A new study published in the Journal of Child and Adolescent Counseling warns that boys as young as 14-years-old suffer psychological problems from “hegemonic masculinity” and its derivative, “toxic masculinity.”
Vincent Marasco, a former professor who now works as a mental health counselor, argued in a recently published article that mental health professionals should be cognizant of hegemonic masculinity since it can “influence the counseling relationship.”
“Counselors working with adolescent boys need to take into consideration these social influences, their impact on the counseling relationship, and the unique ways adolescent boys perform masculinity,” writes Marasco.
Hegemonic masculinity, as Marasco explains in his article, is a term that refers to the “oppressive characteristics of masculinity boys and men must assume and perform to be considered a ‘real man.’” These characteristics include “dominance over women,” “being heterosexual,” “exerting control and toughness,” among others.
Though not all boys may evidence these characteristics, all boys are subject to socialization under these norms, Marasco tells PJ Media in an interview, which is why they are important to address from an early age.
“These traits are important to address in all children, and is especially so as we are beginning to recognize a broader range of acceptable gendered behaviors and identities,” Marasco told PJ Media.
The article uses Marasco’s experiences counseling a 14-year-old boy named Carson to illustrate hegemonic masculinity. Marasco cites Carson’s lack of respect for one of his female teachers in high-school to explain hegemonic masculinity, for example.
“Carson’s views of his teacher are rooted in misogyny. Carson does not respect his teacher because his teacher is not a male peer. She is, therefore, unworthy of respect,” claims Marasco, commentating on what Carson told him during a counseling session.
Speaking to PJ Media, Marasco said that socialization into gender roles, and thus, hegemonic and toxic masculine traits, begins at “pre-birth,” such as with gender-reveal parties and certain colors (blue versus pink) indicating the gender of a child.
“You can see it in onesies ‘for boys’ with messages like ‘chicks dig me’ or ‘lady killer’ or ‘stud muffin,’ already communicating that this child is heterosexual,” he said.
“Conversely, clothing for girls with messages like ‘daddy’s princess’ [suggest that women] will always be under the protection of a man. These messages are strengthened and perpetuated as boys and girls get older,” said Marasco.
The article concludes by stressing the importance of addressing hegemonic masculinity.
“When hegemonic masculinity becomes toxic and leads to negative mental health outcomes, counselors cannot overlook the importance of addressing the toxicity of various attributes associated with masculinity,” he writes.

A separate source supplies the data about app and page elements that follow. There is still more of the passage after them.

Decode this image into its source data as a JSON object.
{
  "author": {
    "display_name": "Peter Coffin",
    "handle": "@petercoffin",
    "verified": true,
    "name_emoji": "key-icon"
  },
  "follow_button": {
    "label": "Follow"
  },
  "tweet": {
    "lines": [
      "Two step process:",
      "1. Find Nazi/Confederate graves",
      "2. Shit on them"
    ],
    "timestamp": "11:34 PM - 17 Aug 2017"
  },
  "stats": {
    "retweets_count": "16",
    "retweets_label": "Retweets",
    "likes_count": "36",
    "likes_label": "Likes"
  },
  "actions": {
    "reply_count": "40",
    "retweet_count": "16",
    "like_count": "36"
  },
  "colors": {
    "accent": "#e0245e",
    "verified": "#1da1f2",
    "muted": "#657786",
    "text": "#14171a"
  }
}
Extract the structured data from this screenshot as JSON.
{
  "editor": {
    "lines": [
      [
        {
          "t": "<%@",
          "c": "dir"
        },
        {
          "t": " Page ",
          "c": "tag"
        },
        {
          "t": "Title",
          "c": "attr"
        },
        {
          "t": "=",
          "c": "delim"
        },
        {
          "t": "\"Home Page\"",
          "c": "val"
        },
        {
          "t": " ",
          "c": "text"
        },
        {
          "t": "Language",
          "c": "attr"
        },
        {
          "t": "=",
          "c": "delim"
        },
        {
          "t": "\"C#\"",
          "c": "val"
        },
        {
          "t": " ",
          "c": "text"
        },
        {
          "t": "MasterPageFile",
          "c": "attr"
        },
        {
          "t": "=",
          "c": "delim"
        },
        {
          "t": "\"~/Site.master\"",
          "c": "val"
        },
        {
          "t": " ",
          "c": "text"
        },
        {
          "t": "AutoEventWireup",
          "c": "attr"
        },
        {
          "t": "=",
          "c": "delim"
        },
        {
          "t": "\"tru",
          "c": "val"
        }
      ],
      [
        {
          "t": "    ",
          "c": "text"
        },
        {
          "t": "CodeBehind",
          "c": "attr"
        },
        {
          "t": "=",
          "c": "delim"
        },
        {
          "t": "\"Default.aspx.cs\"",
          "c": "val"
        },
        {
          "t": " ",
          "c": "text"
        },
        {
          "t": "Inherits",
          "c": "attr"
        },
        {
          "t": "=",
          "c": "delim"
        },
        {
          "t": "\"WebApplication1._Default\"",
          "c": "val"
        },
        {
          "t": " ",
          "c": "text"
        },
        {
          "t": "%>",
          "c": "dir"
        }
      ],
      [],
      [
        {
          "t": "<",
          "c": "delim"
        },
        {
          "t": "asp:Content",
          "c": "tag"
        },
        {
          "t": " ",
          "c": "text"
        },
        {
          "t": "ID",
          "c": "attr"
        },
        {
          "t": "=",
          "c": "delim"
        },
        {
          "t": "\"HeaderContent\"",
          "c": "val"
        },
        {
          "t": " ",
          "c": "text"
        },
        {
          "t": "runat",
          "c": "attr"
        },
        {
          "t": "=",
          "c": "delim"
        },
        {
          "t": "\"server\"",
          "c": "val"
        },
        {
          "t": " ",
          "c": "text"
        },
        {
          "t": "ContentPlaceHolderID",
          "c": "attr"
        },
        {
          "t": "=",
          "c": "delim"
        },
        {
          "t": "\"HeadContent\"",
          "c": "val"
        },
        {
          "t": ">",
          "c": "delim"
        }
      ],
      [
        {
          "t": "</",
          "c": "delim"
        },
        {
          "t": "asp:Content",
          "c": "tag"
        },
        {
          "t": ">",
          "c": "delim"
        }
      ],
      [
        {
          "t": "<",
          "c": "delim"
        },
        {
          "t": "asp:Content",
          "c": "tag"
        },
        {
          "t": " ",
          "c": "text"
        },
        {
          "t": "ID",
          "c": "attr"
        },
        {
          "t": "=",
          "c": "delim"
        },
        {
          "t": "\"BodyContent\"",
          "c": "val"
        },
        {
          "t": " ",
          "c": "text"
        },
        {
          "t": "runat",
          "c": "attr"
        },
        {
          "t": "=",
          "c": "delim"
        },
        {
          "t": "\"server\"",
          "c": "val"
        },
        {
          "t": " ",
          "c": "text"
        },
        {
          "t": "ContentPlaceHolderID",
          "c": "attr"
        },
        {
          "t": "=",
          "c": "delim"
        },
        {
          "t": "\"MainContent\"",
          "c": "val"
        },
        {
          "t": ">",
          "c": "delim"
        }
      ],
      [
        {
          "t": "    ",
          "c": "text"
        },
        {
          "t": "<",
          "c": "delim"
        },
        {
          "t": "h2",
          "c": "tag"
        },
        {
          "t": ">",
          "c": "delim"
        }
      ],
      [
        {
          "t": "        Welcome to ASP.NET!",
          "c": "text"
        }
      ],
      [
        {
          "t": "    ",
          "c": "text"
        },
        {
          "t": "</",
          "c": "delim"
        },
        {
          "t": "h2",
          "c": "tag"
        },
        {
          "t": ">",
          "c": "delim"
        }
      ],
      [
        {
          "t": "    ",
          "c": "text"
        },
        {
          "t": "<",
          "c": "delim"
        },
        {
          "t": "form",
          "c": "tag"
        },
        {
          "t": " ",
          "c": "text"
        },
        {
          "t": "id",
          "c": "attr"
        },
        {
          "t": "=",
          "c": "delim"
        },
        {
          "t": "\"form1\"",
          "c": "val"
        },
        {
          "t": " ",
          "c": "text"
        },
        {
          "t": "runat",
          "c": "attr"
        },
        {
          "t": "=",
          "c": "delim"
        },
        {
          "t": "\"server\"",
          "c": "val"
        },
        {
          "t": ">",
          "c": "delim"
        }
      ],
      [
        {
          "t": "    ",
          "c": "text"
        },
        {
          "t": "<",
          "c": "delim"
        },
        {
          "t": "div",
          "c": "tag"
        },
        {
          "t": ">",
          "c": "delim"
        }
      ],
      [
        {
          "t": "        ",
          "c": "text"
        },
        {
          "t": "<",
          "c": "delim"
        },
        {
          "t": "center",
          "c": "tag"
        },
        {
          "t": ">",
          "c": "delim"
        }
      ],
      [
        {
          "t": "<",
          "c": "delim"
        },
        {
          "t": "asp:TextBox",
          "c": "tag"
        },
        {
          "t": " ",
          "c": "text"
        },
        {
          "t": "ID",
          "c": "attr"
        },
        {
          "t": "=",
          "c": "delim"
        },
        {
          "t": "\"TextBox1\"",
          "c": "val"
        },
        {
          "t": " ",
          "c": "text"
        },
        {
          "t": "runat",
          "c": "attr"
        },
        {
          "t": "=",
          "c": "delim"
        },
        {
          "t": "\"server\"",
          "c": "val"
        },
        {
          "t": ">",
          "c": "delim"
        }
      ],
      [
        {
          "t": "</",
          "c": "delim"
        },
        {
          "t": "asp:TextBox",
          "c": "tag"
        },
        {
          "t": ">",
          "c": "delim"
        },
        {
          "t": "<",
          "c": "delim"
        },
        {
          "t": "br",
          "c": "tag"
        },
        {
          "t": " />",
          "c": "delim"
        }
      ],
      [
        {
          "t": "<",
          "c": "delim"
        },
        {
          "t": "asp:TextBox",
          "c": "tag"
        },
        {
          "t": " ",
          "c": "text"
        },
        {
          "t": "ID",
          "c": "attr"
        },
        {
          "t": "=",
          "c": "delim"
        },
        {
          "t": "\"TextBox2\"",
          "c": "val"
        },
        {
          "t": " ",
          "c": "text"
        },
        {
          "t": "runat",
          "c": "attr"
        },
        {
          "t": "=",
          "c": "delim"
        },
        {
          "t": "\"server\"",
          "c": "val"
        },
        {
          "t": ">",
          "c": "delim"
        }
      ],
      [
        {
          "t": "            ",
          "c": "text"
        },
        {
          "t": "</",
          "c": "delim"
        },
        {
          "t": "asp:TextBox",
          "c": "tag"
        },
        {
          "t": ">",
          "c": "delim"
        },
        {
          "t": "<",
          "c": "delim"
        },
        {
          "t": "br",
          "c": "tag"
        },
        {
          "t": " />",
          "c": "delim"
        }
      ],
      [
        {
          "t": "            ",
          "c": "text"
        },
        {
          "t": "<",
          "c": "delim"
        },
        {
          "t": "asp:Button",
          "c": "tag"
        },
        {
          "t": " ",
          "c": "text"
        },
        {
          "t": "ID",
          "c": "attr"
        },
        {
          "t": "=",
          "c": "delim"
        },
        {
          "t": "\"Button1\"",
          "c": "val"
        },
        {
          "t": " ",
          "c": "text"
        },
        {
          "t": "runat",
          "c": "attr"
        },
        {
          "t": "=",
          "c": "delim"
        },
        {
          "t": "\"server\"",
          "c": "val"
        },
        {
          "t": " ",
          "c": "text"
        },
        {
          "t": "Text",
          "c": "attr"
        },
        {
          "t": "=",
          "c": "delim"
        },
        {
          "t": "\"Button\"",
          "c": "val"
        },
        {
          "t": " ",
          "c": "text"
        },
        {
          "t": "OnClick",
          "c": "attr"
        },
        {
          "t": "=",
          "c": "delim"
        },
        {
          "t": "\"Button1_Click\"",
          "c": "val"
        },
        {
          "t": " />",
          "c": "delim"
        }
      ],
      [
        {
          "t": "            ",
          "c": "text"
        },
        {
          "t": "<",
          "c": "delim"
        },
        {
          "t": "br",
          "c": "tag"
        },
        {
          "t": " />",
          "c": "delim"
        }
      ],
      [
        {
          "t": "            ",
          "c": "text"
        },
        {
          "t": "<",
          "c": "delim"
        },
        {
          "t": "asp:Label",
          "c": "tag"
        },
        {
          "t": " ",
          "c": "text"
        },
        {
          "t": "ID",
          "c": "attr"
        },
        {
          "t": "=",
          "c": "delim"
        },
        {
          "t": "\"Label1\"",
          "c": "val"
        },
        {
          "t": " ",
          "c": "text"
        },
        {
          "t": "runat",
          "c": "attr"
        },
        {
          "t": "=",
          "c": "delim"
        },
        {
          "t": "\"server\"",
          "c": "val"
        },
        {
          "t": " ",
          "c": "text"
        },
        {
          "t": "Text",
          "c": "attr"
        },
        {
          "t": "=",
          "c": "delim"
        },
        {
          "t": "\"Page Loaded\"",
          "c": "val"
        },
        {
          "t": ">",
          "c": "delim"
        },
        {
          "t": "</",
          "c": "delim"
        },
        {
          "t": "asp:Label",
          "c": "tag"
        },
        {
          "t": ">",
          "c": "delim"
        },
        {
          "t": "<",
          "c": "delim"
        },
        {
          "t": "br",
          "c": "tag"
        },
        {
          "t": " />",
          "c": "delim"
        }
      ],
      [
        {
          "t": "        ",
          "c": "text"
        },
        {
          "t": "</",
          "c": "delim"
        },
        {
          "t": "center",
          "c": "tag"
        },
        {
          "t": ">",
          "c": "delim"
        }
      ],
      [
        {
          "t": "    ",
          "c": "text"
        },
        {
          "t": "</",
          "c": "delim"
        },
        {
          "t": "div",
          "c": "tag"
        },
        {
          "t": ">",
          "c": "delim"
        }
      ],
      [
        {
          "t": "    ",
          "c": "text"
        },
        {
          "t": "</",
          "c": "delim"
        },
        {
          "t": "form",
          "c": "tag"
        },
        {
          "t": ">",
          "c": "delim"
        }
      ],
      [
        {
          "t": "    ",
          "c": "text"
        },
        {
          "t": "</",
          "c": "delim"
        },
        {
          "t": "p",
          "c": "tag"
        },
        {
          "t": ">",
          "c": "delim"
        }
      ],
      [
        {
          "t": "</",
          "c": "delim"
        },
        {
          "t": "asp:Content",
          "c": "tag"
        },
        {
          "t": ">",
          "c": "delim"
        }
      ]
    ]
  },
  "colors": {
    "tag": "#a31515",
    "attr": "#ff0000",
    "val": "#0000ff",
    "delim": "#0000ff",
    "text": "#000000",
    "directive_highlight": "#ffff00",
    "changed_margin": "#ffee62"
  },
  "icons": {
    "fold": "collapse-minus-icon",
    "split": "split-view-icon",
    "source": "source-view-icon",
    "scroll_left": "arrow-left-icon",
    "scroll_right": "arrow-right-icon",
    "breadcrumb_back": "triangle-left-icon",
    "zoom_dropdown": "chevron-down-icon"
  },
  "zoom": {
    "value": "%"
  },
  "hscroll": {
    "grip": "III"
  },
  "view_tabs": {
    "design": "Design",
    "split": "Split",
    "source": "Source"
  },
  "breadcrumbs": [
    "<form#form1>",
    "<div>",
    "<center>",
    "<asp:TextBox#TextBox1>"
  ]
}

His article was published in the Journal of Child and Adolescent Counseling, a peer-reviewed journal run out of Texas Woman’s University. As PJ Media has reported, masculinity is increasingly viewed as a concern by mental health professionals, and many universities have started programs to help men combat these “oppressive” social norms.
Follow the author of this article on Twitter: @Toni_Airaksinen.